* Exercise objective
Set out the records below again exactly; skip the images.

Dataset rows describing interfaces:

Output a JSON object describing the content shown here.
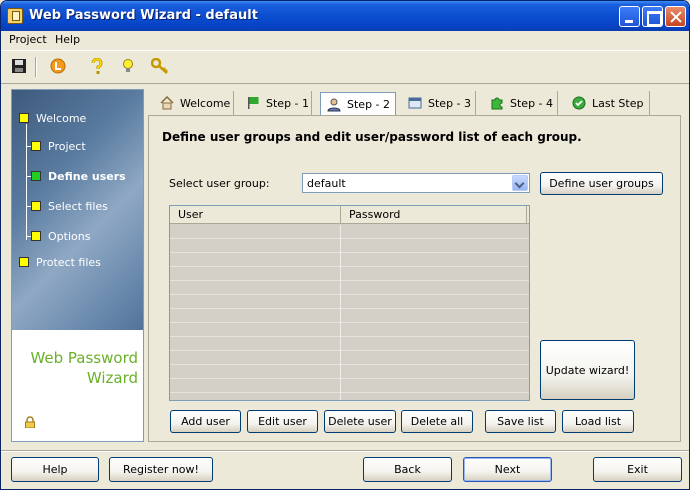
{
  "window": {
    "title": "Web Password Wizard - default"
  },
  "menu": [
    "Project",
    "Help"
  ],
  "toolbar": {
    "icons": [
      "save-icon",
      "l-circle-icon",
      "question-icon",
      "tip-bulb-icon",
      "key-icon"
    ]
  },
  "sidebar": {
    "items": [
      {
        "label": "Welcome"
      },
      {
        "label": "Project"
      },
      {
        "label": "Define users",
        "active": true
      },
      {
        "label": "Select files"
      },
      {
        "label": "Options"
      },
      {
        "label": "Protect files"
      }
    ],
    "brand_line1": "Web Password",
    "brand_line2": "Wizard"
  },
  "tabs": [
    {
      "label": "Welcome",
      "icon": "home-icon"
    },
    {
      "label": "Step - 1",
      "icon": "flag-icon"
    },
    {
      "label": "Step - 2",
      "icon": "user-icon",
      "active": true
    },
    {
      "label": "Step - 3",
      "icon": "window-icon"
    },
    {
      "label": "Step - 4",
      "icon": "puzzle-icon"
    },
    {
      "label": "Last Step",
      "icon": "check-icon"
    }
  ],
  "main": {
    "heading": "Define user groups and edit user/password list of each group.",
    "group_label": "Select user group:",
    "group_value": "default",
    "define_groups_button": "Define user groups",
    "columns": [
      "User",
      "Password"
    ],
    "update_button": "Update wizard!",
    "actions": [
      "Add user",
      "Edit user",
      "Delete user",
      "Delete all",
      "Save list",
      "Load list"
    ]
  },
  "footer": {
    "help": "Help",
    "register": "Register now!",
    "back": "Back",
    "next": "Next",
    "exit": "Exit"
  },
  "colors": {
    "titlebar": "#0a4ed0",
    "brand": "#6bb02a",
    "active_bullet": "#22cc22",
    "bullet": "#ffff00"
  }
}
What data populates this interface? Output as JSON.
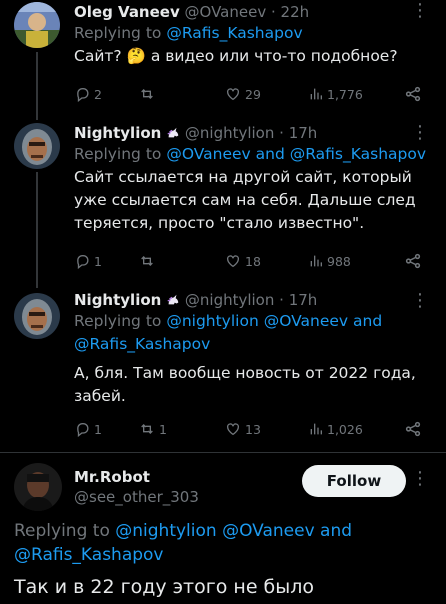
{
  "tweets": [
    {
      "name": "Oleg Vaneev",
      "handle": "@OVaneev",
      "time": "22h",
      "replying_prefix": "Replying to ",
      "replying_to": "@Rafis_Kashapov",
      "replying_extra": "",
      "text_parts": [
        "Сайт? ",
        "а видео или что-то подобное?"
      ],
      "emoji": "🤔",
      "replies": "2",
      "retweets": "",
      "likes": "29",
      "views": "1,776"
    },
    {
      "name": "Nightylion",
      "handle": "@nightylion",
      "time": "17h",
      "replying_prefix": "Replying to ",
      "replying_to": "@OVaneev and @Rafis_Kashapov",
      "text_lines": [
        "Сайт ссылается на другой сайт, который",
        "уже ссылается сам на себя. Дальше след",
        "теряется, просто \"стало известно\"."
      ],
      "replies": "1",
      "retweets": "",
      "likes": "18",
      "views": "988"
    },
    {
      "name": "Nightylion",
      "handle": "@nightylion",
      "time": "17h",
      "replying_prefix": "Replying to ",
      "replying_line1": "@nightylion @OVaneev and",
      "replying_line2": "@Rafis_Kashapov",
      "text_lines": [
        "А, бля. Там вообще новость от 2022 года,",
        "забей."
      ],
      "replies": "1",
      "retweets": "1",
      "likes": "13",
      "views": "1,026"
    }
  ],
  "focused": {
    "name": "Mr.Robot",
    "handle": "@see_other_303",
    "follow_label": "Follow",
    "replying_prefix": "Replying to ",
    "replying_line1": "@nightylion @OVaneev and",
    "replying_line2": "@Rafis_Kashapov",
    "text": "Так и в 22 году этого не было"
  },
  "separator_dot": " · ",
  "colors": {
    "accent": "#1d9bf0",
    "muted": "#71767b",
    "text": "#e7e9ea",
    "background": "#000000"
  }
}
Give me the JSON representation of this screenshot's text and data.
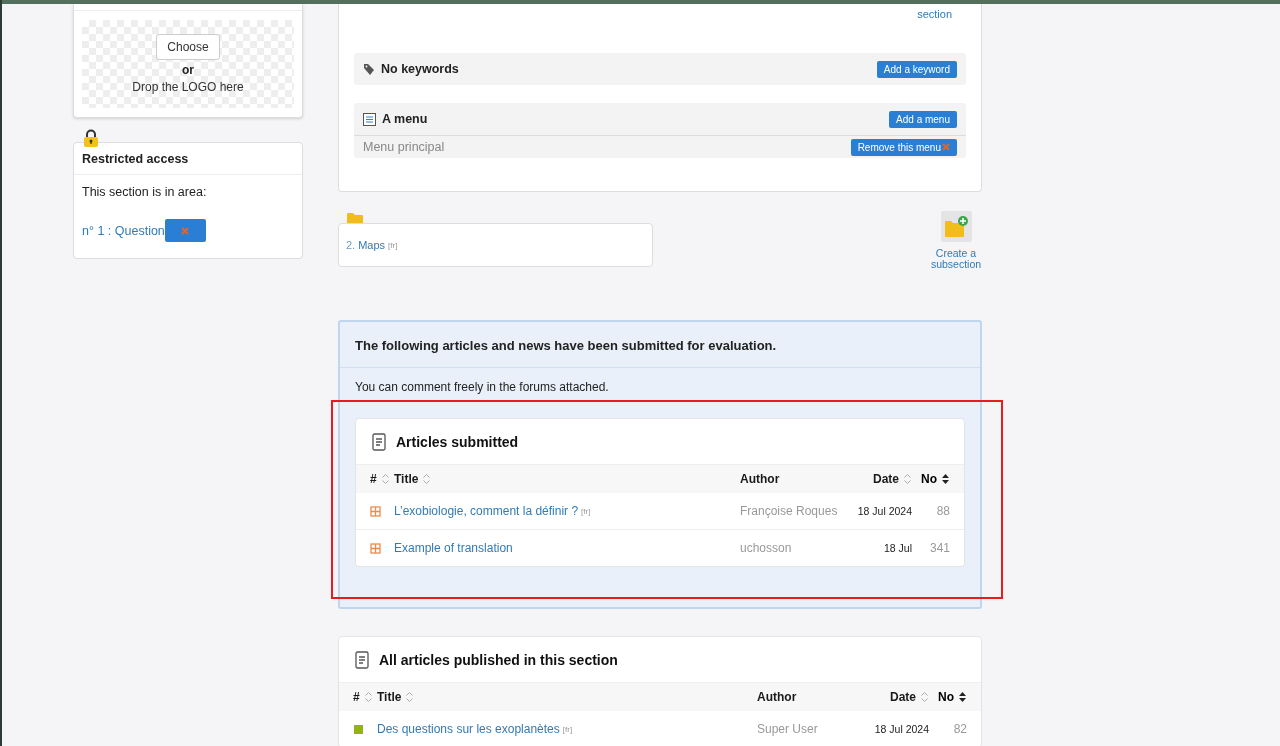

* Solved exercise
Output a JSON object describing the content shown here.
{
  "window": {
    "title": "Web Password Wizard - default"
  },
  "menu": [
    "Project",
    "Help"
  ],
  "toolbar": {
    "icons": [
      "save-icon",
      "l-circle-icon",
      "question-icon",
      "tip-bulb-icon",
      "key-icon"
    ]
  },
  "sidebar": {
    "items": [
      {
        "label": "Welcome"
      },
      {
        "label": "Project"
      },
      {
        "label": "Define users",
        "active": true
      },
      {
        "label": "Select files"
      },
      {
        "label": "Options"
      },
      {
        "label": "Protect files"
      }
    ],
    "brand_line1": "Web Password",
    "brand_line2": "Wizard"
  },
  "tabs": [
    {
      "label": "Welcome",
      "icon": "home-icon"
    },
    {
      "label": "Step - 1",
      "icon": "flag-icon"
    },
    {
      "label": "Step - 2",
      "icon": "user-icon",
      "active": true
    },
    {
      "label": "Step - 3",
      "icon": "window-icon"
    },
    {
      "label": "Step - 4",
      "icon": "puzzle-icon"
    },
    {
      "label": "Last Step",
      "icon": "check-icon"
    }
  ],
  "main": {
    "heading": "Define user groups and edit user/password list of each group.",
    "group_label": "Select user group:",
    "group_value": "default",
    "define_groups_button": "Define user groups",
    "columns": [
      "User",
      "Password"
    ],
    "update_button": "Update wizard!",
    "actions": [
      "Add user",
      "Edit user",
      "Delete user",
      "Delete all",
      "Save list",
      "Load list"
    ]
  },
  "footer": {
    "help": "Help",
    "register": "Register now!",
    "back": "Back",
    "next": "Next",
    "exit": "Exit"
  },
  "colors": {
    "titlebar": "#0a4ed0",
    "brand": "#6bb02a",
    "active_bullet": "#22cc22",
    "bullet": "#ffff00"
  }
}
What data populates this interface? Output as JSON.
{
  "tweets": [
    {
      "name": "Oleg Vaneev",
      "handle": "@OVaneev",
      "time": "22h",
      "replying_prefix": "Replying to ",
      "replying_to": "@Rafis_Kashapov",
      "replying_extra": "",
      "text_parts": [
        "Сайт? ",
        "а видео или что-то подобное?"
      ],
      "emoji": "🤔",
      "replies": "2",
      "retweets": "",
      "likes": "29",
      "views": "1,776"
    },
    {
      "name": "Nightylion",
      "handle": "@nightylion",
      "time": "17h",
      "replying_prefix": "Replying to ",
      "replying_to": "@OVaneev and @Rafis_Kashapov",
      "text_lines": [
        "Сайт ссылается на другой сайт, который",
        "уже ссылается сам на себя. Дальше след",
        "теряется, просто \"стало известно\"."
      ],
      "replies": "1",
      "retweets": "",
      "likes": "18",
      "views": "988"
    },
    {
      "name": "Nightylion",
      "handle": "@nightylion",
      "time": "17h",
      "replying_prefix": "Replying to ",
      "replying_line1": "@nightylion @OVaneev and",
      "replying_line2": "@Rafis_Kashapov",
      "text_lines": [
        "А, бля. Там вообще новость от 2022 года,",
        "забей."
      ],
      "replies": "1",
      "retweets": "1",
      "likes": "13",
      "views": "1,026"
    }
  ],
  "focused": {
    "name": "Mr.Robot",
    "handle": "@see_other_303",
    "follow_label": "Follow",
    "replying_prefix": "Replying to ",
    "replying_line1": "@nightylion @OVaneev and",
    "replying_line2": "@Rafis_Kashapov",
    "text": "Так и в 22 году этого не было"
  },
  "separator_dot": " · ",
  "colors": {
    "accent": "#1d9bf0",
    "muted": "#71767b",
    "text": "#e7e9ea",
    "background": "#000000"
  }
}
Give me the JSON representation of this screenshot's text and data.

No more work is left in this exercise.